Central at South
It is of paramount importance that I teach my husband how to be a Southerner, at least a half-decent one if not one of regal bearing.
For instance I tell this dear man, descended from those who traveled on the Mayflower and therefore generations deep in New England, that to be a true Southerner, you have to get into everyone else’s business. Not in a mean way but in a caring-I-can-help kind of way.
His family has boundaries. No one overshares or over-asks. No one intrudes or inquires with personal questions. Everyone minds their own business. Drives me crazy.
Now, my family? Well, no one ever heard of boundaries. We’re appalled at such a thought. If one of us has a problem, we’ve all got a problem.
And if one of us doesn’t think we have a problem, the rest of us will be happy to point out why she does have a problem and then offer wise counsel on how to resolve it. Our motto is: “You got a problem. We got a solution.”
We don’t timidly put a toe into someone’s business. We dive in, fully clothed and immerse ourselves in the situation. We pull together, we grumble together, we debate and, importantly — at least to us — we pray for each other.
Secondly, to be a proper know-it-all Southerner, you have to know people’s names, who they’re kin to and the history of the family.
Tink is failing miserably at this. Now, I know he’s new at this, but you’ve got to start with the last name.
When we started to consider building a new barn, Tink plunged into the task with his typically inquisitive nature. He bought books, studied plans, asked for advice from farmers and visited barns.

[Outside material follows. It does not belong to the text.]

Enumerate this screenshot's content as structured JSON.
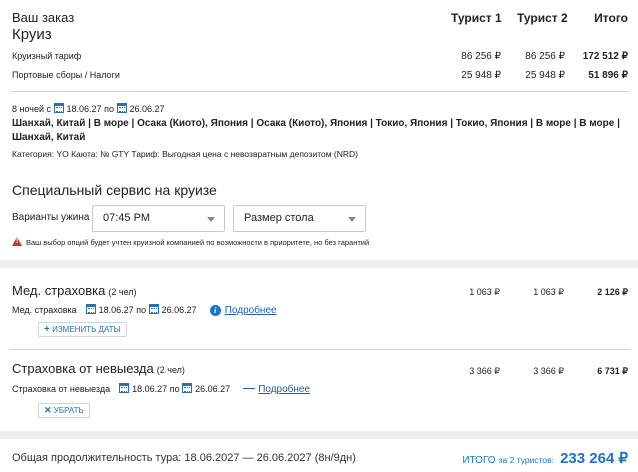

One day, he returned from a barn field trip.
“What was the guy’s last name?” I asked.
“Don’t know.” He knows I hate that answer so he thought for a moment, in order to give me more information. “The folks who own the farm came down to say hello.”
“Really? What were their names?”
A sheepish look crossed his face. I rolled my eyes.
“Listen, you need to learn that here in the South, we know people, we know who they’re kin to and we have all the background information. You have to know enough that you can keep going until the person you’re talking to knows who you’re talking about.”
It’s so simple: if you know enough about the person, you will eventually find a connection between him and the person you’re talking to. The next day, Rodney, my brother-in-law, stopped by the house. He started a story but needed to set the characters before launching into the tale.
“Do you know Walter Moses?” he asked me. I shook my head.
“He worked for Ben Gooch for years. Used to be his right hand man.”
“No,” I replied. “I don’t know him.”
“He went to White County High School. I think he graduated, but something makes me think he might’ve quit before he finished. Nice looking man. Dark headed. He comes to church sometimes and sits back there on the last bench. Next to the Roberts. Always smilin’. I know you’d know him if you saw him.”
“Hmmm. I can’t place him.”
“His brother, Sam, owned that store over off 115 for about 35 or 40 years. I don’t know for a fact, but I’m sure there’s a big age difference between ’em because Sam would be in his late 70s now — he’s still alive — and Walter is mid-50s.”
I got it. I don’t know Sam, but I’ve known Sam’s funny, personable wife for years. I had the connection. I knew the family and, therefore, I knew Walter. Sorta. That’s how it’s done in the South, though.
It’s six degrees of separation, Southern style.